TASK DIRECTIONS: Would you restate the entries below exactly, keeping every line?

-=-=-

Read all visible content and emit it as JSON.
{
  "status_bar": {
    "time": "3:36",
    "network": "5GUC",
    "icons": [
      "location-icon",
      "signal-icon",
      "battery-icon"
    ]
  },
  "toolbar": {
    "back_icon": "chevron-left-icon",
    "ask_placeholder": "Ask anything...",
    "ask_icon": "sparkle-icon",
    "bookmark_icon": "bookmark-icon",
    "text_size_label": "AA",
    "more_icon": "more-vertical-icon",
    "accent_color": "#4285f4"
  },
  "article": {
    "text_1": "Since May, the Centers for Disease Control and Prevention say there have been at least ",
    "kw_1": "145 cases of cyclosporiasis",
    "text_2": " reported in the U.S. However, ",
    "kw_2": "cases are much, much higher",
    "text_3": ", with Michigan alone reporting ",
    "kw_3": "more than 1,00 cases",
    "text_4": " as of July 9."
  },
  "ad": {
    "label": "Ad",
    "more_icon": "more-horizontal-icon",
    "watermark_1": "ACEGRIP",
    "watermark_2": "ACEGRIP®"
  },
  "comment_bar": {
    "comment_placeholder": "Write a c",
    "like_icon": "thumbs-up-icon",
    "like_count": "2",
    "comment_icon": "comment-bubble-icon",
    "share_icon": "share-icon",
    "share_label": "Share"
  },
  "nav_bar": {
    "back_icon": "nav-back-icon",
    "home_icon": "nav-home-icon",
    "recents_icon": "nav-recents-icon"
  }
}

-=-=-

WRITTEN RESPONSE:
Read all visible content and emit it as JSON.
{
  "status_bar": {
    "time": "3:36",
    "network": "5GUC",
    "icons": [
      "location-icon",
      "signal-icon",
      "battery-icon"
    ]
  },
  "toolbar": {
    "back_icon": "chevron-left-icon",
    "ask_placeholder": "Ask anything...",
    "ask_icon": "sparkle-icon",
    "bookmark_icon": "bookmark-icon",
    "text_size_label": "AA",
    "more_icon": "more-vertical-icon",
    "accent_color": "#4285f4"
  },
  "article": {
    "text_1": "Since May, the Centers for Disease Control and Prevention say there have been at least ",
    "kw_1": "145 cases of cyclosporiasis",
    "text_2": " reported in the U.S. However, ",
    "kw_2": "cases are much, much higher",
    "text_3": ", with Michigan alone reporting ",
    "kw_3": "more than 1,00 cases",
    "text_4": " as of July 9."
  },
  "ad": {
    "label": "Ad",
    "more_icon": "more-horizontal-icon",
    "watermark_1": "ACEGRIP",
    "watermark_2": "ACEGRIP®"
  },
  "comment_bar": {
    "comment_placeholder": "Write a c",
    "like_icon": "thumbs-up-icon",
    "like_count": "2",
    "comment_icon": "comment-bubble-icon",
    "share_icon": "share-icon",
    "share_label": "Share"
  },
  "nav_bar": {
    "back_icon": "nav-back-icon",
    "home_icon": "nav-home-icon",
    "recents_icon": "nav-recents-icon"
  }
}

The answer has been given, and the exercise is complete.